The following are some of the preclinical studies the presenter used to illustrate the potential anti-cancer effects of exercise and to highlight the biological mechanisms through which exercise may influence tumor growth and spread: 

Number of Studies  

  • The presenter mentions that there are approximately 50 preclinical studies on exercise and tumor growth, and there are about 15 preclinical studies combining exercise with chemotherapy, immunotherapy, or radiation therapy. 

General Finding  

  • The general finding from these studies is that exercise tends to slow the growth and spread of tumors. 

Biological Mechanisms  

  • The biological mechanisms underlying the effects of exercise on tumors are discussed. These mechanisms include improvements in insulin, insulin-like growth factor (IGF), anti-inflammatory markers, effects on the immune system, and activation of apoptosis pathways. Exercise was also found to enhance drug response by improving angiogenesis and increasing blood perfusion into tumors. Angiogenesis is the creation of new blood vessels from existing ones, supporting normal processes like tissue growth. However, in cancer, tumors hijack this process to establish a blood supply, facilitating their growth and spread. Understanding and targeting angiogenesis is key in developing treatments for cancer and other diseases. 

Variability in Responses  

  • The presenter mentions that about a quarter of the studies show no effects of exercise on tumor growth. Additionally, in about 10% of the studies, the tumors in the exercise group grow more quickly. In other words, exercise alone does not eliminate tumors in these studies. 

Exercise as Mono Therapy  

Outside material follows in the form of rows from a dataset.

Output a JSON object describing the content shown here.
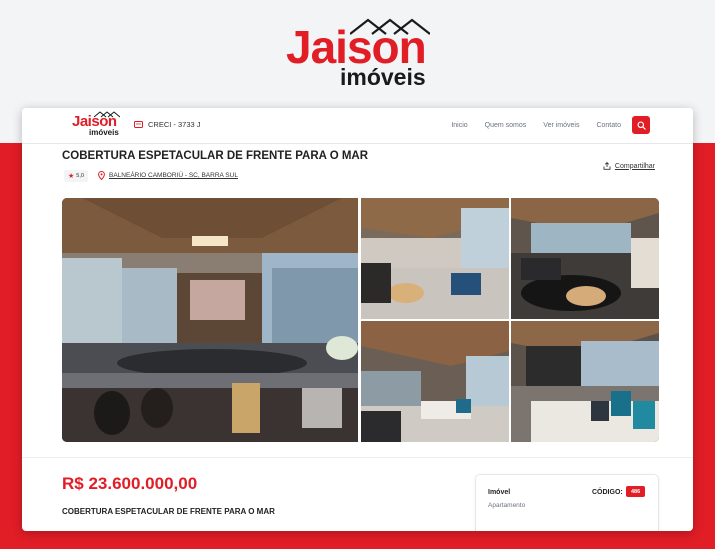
{
  "brand": {
    "name_primary": "Jaison",
    "name_secondary": "imóveis",
    "primary_color": "#e11d26",
    "dark_color": "#1a1a1a"
  },
  "nav": {
    "creci": "CRECI - 3733 J",
    "links": [
      "Inicio",
      "Quem somos",
      "Ver imóveis",
      "Contato"
    ],
    "search_icon": "search-icon"
  },
  "listing": {
    "title": "COBERTURA ESPETACULAR DE FRENTE PARA O MAR",
    "rating": "5,0",
    "location": "BALNEÁRIO CAMBORIÚ - SC, BARRA SUL",
    "share_label": "Compartilhar",
    "price": "R$ 23.600.000,00",
    "subtitle": "COBERTURA ESPETACULAR DE FRENTE PARA O MAR"
  },
  "info_box": {
    "type_label": "Imóvel",
    "type_value": "Apartamento",
    "code_label": "CÓDIGO:",
    "code_value": "486"
  }
}
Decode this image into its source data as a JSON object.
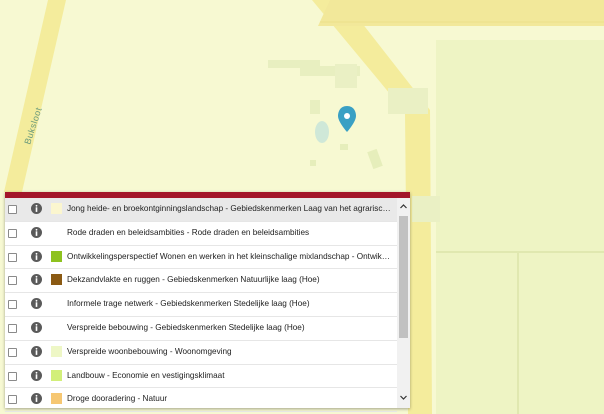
{
  "map": {
    "street_label": "Buksloot",
    "colors": {
      "background": "#f7f9d2",
      "road": "#f4ec9c",
      "field": "#eef4c4",
      "lawn": "#e3efbd",
      "pond": "#cfe8d8",
      "marker": "#3aa0c4"
    },
    "marker_icon": "map-pin-icon"
  },
  "legend": {
    "header_color": "#a3162a",
    "info_icon": "info-icon",
    "items": [
      {
        "label": "Jong heide- en broekontginningslandschap - Gebiedskenmerken Laag van het agrarisch cultuu…",
        "swatch": "#fbf6cf",
        "checked": false
      },
      {
        "label": "Rode draden en beleidsambities - Rode draden en beleidsambities",
        "swatch": "",
        "checked": false
      },
      {
        "label": "Ontwikkelingsperspectief Wonen en werken in het kleinschalige mixlandschap - Ontwikkelingsp…",
        "swatch": "#8ec21f",
        "checked": false
      },
      {
        "label": "Dekzandvlakte en ruggen - Gebiedskenmerken Natuurlijke laag (Hoe)",
        "swatch": "#8b5a13",
        "checked": false
      },
      {
        "label": "Informele trage netwerk - Gebiedskenmerken Stedelijke laag (Hoe)",
        "swatch": "",
        "checked": false
      },
      {
        "label": "Verspreide bebouwing - Gebiedskenmerken Stedelijke laag (Hoe)",
        "swatch": "",
        "checked": false
      },
      {
        "label": "Verspreide woonbebouwing - Woonomgeving",
        "swatch": "#eef7c6",
        "checked": false
      },
      {
        "label": "Landbouw - Economie en vestigingsklimaat",
        "swatch": "#d2ef7a",
        "checked": false
      },
      {
        "label": "Droge dooradering - Natuur",
        "swatch": "#f6c772",
        "checked": false
      }
    ],
    "scroll_up_icon": "chevron-up-icon",
    "scroll_down_icon": "chevron-down-icon"
  }
}
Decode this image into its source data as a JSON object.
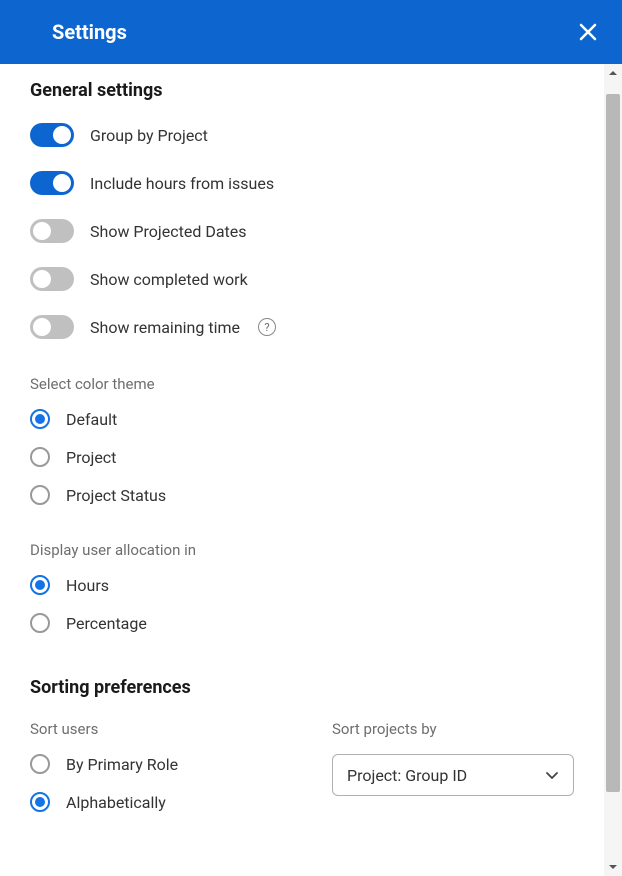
{
  "header": {
    "title": "Settings"
  },
  "general": {
    "title": "General settings",
    "toggles": [
      {
        "label": "Group by Project",
        "on": true
      },
      {
        "label": "Include hours from issues",
        "on": true
      },
      {
        "label": "Show Projected Dates",
        "on": false
      },
      {
        "label": "Show completed work",
        "on": false
      },
      {
        "label": "Show remaining time",
        "on": false,
        "help": true
      }
    ],
    "colorTheme": {
      "label": "Select color theme",
      "options": [
        {
          "label": "Default",
          "selected": true
        },
        {
          "label": "Project",
          "selected": false
        },
        {
          "label": "Project Status",
          "selected": false
        }
      ]
    },
    "allocation": {
      "label": "Display user allocation in",
      "options": [
        {
          "label": "Hours",
          "selected": true
        },
        {
          "label": "Percentage",
          "selected": false
        }
      ]
    }
  },
  "sorting": {
    "title": "Sorting preferences",
    "users": {
      "label": "Sort users",
      "options": [
        {
          "label": "By Primary Role",
          "selected": false
        },
        {
          "label": "Alphabetically",
          "selected": true
        }
      ]
    },
    "projects": {
      "label": "Sort projects by",
      "selected": "Project: Group ID"
    }
  }
}
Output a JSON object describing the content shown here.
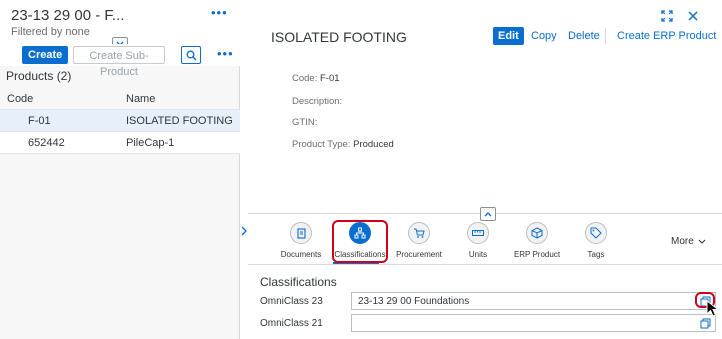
{
  "left_pane": {
    "title": "23-13 29 00 - F...",
    "subtitle": "Filtered by none",
    "more_label": "•••",
    "toolbar": {
      "create_label": "Create",
      "create_subproduct_label": "Create Sub-Product",
      "more_label": "•••"
    },
    "list_heading": "Products (2)",
    "table": {
      "columns": [
        "Code",
        "Name"
      ],
      "rows": [
        {
          "code": "F-01",
          "name": "ISOLATED FOOTING",
          "selected": true
        },
        {
          "code": "652442",
          "name": "PileCap-1",
          "selected": false
        }
      ]
    }
  },
  "right_pane": {
    "title": "ISOLATED FOOTING",
    "actions": {
      "edit": "Edit",
      "copy": "Copy",
      "delete": "Delete",
      "create_erp": "Create ERP Product"
    },
    "attributes": {
      "code_label": "Code:",
      "code_value": "F-01",
      "description_label": "Description:",
      "gtin_label": "GTIN:",
      "product_type_label": "Product Type:",
      "product_type_value": "Produced"
    },
    "tabs": [
      {
        "label": "Documents",
        "icon": "documents-icon"
      },
      {
        "label": "Classifications",
        "icon": "classifications-icon",
        "active": true
      },
      {
        "label": "Procurement",
        "icon": "cart-icon"
      },
      {
        "label": "Units",
        "icon": "units-icon"
      },
      {
        "label": "ERP Product",
        "icon": "erp-product-icon"
      },
      {
        "label": "Tags",
        "icon": "tags-icon"
      }
    ],
    "more_label": "More",
    "section": {
      "title": "Classifications",
      "fields": [
        {
          "label": "OmniClass 23",
          "value": "23-13 29 00 Foundations"
        },
        {
          "label": "OmniClass 21",
          "value": ""
        }
      ]
    }
  },
  "colors": {
    "accent": "#0a6ed1",
    "highlight": "#d0021b",
    "selected_row": "#e5f0fa"
  }
}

  • It is emphasized that exercise, as a single agent or mono therapy treatment, is not expected to cure cancer. The best-case scenarios from these studies involve slowing the progression of cancer rather than complete elimination. 

Mechanisms for Improved Responses  

  • The presenter explains that exercise improves the response of tumors to drugs, even in scenarios where exercise alone does not show significant effects. The mechanisms for this improvement include enhanced angiogenesis, improved intratumoral vascularization, and increased blood flow into tumors, leading to better drug delivery. 

I think all three presenters presented insightful data. And I am not disputing the scientific fact that obesity is truly a breast cancer risk. The strategies listed by the panelists which include exercise, a controlled diet, and using novel drugs to induce weight loss leads to a healthier society, are all reasonable stances to reduce the risk of breast cancer and improve treatment outcomes for people living with this disease. However, the data presented throughout all presentations showed that America is an obese country. This means obesity is a breast cancer risk factor and the cause of a myriad of other diseases, and given such, this is a public health crisis. However, the method to address this complex matter is still not talked about enough. This is why one of my main concerns—the same as last year—is inequity. 

Obesity, similar to breast cancer, is a complex public health crisis. It is fueled by multiple intersectional causes. For example, how many people have access to a quality fitness trainer? Taking this question a bit further, how many people can afford to pay a fitness and nutritional coach for an individualized lifestyle plan? Food deserts, food swamps, the ongoing climate crisis, economic insecurity, and declining mental and emotional well-being are justice issues that have been linked to obesity in many individuals. This year again, I am reiterating that we need systemic change to address and end not just the obesity crisis but also the breast cancer crisis.